» **What you should do**: Select every line containing the word "Your" from the material, and copy those lines.
---+---
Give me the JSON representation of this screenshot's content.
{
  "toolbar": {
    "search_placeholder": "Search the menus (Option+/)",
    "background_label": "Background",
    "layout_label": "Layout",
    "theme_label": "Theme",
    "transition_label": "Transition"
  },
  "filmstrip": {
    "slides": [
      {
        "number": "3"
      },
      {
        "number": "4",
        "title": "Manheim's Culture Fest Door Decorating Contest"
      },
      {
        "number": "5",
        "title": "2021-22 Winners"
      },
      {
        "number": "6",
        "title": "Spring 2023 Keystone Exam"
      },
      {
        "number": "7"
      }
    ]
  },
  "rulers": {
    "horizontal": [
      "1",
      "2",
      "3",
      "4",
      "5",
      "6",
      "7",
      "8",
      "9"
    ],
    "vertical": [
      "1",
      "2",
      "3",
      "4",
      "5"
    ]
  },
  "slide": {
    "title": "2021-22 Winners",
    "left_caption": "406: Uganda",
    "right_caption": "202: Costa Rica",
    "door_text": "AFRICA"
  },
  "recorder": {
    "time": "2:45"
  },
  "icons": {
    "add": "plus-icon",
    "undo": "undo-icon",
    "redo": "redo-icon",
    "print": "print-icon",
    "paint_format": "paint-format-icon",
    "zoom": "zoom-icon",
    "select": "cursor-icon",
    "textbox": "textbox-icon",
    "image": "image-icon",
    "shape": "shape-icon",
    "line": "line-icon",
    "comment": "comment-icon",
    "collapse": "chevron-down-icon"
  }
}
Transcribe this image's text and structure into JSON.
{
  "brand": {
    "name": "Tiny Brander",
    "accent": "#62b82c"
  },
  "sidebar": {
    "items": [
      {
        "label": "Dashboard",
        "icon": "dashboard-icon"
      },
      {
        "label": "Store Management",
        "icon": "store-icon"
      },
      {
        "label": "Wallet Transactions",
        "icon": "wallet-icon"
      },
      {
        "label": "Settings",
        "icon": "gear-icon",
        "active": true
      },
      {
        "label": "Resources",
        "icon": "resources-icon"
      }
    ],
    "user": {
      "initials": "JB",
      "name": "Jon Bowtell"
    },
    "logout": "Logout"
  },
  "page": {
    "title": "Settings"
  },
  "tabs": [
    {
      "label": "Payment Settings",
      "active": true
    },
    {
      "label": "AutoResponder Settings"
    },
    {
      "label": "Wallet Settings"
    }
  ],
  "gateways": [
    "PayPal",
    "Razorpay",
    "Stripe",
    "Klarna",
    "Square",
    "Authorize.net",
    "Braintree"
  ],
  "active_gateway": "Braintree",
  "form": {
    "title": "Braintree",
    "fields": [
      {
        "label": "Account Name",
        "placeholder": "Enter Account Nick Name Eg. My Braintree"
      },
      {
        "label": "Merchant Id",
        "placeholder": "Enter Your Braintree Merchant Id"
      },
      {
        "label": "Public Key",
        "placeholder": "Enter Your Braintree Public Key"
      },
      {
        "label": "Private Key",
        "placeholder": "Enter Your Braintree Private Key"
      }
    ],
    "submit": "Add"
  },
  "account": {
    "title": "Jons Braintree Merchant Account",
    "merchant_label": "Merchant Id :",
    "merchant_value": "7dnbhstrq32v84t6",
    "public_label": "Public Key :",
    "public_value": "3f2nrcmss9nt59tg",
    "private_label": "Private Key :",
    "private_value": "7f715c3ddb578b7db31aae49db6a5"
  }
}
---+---
» **Reply to the task**:
        "placeholder": "Enter Your Braintree Merchant Id"
        "placeholder": "Enter Your Braintree Public Key"
        "placeholder": "Enter Your Braintree Private Key"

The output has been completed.